Website and app data records:
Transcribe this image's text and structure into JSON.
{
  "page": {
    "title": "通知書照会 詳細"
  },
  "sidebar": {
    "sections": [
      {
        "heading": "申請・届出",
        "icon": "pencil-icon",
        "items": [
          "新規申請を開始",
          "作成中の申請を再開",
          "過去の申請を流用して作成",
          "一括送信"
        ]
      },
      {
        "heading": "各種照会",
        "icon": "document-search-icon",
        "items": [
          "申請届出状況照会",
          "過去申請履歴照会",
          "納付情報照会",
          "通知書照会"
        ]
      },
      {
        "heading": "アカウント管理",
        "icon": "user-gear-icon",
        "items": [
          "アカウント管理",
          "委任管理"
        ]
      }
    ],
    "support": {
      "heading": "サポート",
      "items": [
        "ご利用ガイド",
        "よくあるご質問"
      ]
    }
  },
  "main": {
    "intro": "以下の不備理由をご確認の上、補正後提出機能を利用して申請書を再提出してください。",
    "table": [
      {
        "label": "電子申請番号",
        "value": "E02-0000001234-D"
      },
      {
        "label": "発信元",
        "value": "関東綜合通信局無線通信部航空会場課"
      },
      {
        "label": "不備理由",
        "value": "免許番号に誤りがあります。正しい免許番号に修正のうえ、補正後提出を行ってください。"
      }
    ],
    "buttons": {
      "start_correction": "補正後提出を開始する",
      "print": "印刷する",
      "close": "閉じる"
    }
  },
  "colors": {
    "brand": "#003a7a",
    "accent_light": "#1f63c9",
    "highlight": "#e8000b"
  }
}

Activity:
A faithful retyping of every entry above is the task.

Answer for this exercise:
Transcribe this image's text and structure into JSON.
{
  "page": {
    "title": "通知書照会 詳細"
  },
  "sidebar": {
    "sections": [
      {
        "heading": "申請・届出",
        "icon": "pencil-icon",
        "items": [
          "新規申請を開始",
          "作成中の申請を再開",
          "過去の申請を流用して作成",
          "一括送信"
        ]
      },
      {
        "heading": "各種照会",
        "icon": "document-search-icon",
        "items": [
          "申請届出状況照会",
          "過去申請履歴照会",
          "納付情報照会",
          "通知書照会"
        ]
      },
      {
        "heading": "アカウント管理",
        "icon": "user-gear-icon",
        "items": [
          "アカウント管理",
          "委任管理"
        ]
      }
    ],
    "support": {
      "heading": "サポート",
      "items": [
        "ご利用ガイド",
        "よくあるご質問"
      ]
    }
  },
  "main": {
    "intro": "以下の不備理由をご確認の上、補正後提出機能を利用して申請書を再提出してください。",
    "table": [
      {
        "label": "電子申請番号",
        "value": "E02-0000001234-D"
      },
      {
        "label": "発信元",
        "value": "関東綜合通信局無線通信部航空会場課"
      },
      {
        "label": "不備理由",
        "value": "免許番号に誤りがあります。正しい免許番号に修正のうえ、補正後提出を行ってください。"
      }
    ],
    "buttons": {
      "start_correction": "補正後提出を開始する",
      "print": "印刷する",
      "close": "閉じる"
    }
  },
  "colors": {
    "brand": "#003a7a",
    "accent_light": "#1f63c9",
    "highlight": "#e8000b"
  }
}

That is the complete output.